### RECORDS FOR THIS EXERCISE
- - - -

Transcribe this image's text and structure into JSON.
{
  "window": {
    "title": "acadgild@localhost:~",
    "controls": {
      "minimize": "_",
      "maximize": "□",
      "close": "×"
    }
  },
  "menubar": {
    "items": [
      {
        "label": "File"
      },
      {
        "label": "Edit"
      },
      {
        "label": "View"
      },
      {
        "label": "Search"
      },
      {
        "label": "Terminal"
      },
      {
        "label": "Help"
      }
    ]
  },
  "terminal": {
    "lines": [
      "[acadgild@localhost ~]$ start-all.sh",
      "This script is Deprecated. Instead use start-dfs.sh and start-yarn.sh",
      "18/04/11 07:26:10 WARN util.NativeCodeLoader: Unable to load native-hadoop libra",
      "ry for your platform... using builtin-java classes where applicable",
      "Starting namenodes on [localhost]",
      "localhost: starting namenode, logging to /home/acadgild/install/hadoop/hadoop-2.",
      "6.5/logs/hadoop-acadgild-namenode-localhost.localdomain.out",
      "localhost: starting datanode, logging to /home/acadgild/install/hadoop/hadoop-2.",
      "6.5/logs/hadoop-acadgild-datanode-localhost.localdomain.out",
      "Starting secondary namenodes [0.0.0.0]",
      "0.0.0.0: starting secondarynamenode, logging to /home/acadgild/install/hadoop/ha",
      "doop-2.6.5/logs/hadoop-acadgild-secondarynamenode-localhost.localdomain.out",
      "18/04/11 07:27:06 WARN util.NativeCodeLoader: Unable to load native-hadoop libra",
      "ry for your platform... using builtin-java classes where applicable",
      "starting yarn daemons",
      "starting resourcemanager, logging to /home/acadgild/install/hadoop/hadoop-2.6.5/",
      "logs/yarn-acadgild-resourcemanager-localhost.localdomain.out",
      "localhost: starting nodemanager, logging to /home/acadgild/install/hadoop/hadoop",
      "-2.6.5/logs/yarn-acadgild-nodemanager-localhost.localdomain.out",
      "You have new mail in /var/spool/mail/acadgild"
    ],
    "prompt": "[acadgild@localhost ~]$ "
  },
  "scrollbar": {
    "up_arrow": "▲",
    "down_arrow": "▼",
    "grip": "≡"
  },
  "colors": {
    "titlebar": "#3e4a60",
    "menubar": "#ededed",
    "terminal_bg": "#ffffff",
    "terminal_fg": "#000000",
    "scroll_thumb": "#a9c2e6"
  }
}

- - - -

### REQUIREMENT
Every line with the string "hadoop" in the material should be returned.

### RESPONSE
      "18/04/11 07:26:10 WARN util.NativeCodeLoader: Unable to load native-hadoop libra",
      "localhost: starting namenode, logging to /home/acadgild/install/hadoop/hadoop-2.",
      "6.5/logs/hadoop-acadgild-namenode-localhost.localdomain.out",
      "localhost: starting datanode, logging to /home/acadgild/install/hadoop/hadoop-2.",
      "6.5/logs/hadoop-acadgild-datanode-localhost.localdomain.out",
      "0.0.0.0: starting secondarynamenode, logging to /home/acadgild/install/hadoop/ha",
      "doop-2.6.5/logs/hadoop-acadgild-secondarynamenode-localhost.localdomain.out",
      "18/04/11 07:27:06 WARN util.NativeCodeLoader: Unable to load native-hadoop libra",
      "starting resourcemanager, logging to /home/acadgild/install/hadoop/hadoop-2.6.5/",
      "localhost: starting nodemanager, logging to /home/acadgild/install/hadoop/hadoop",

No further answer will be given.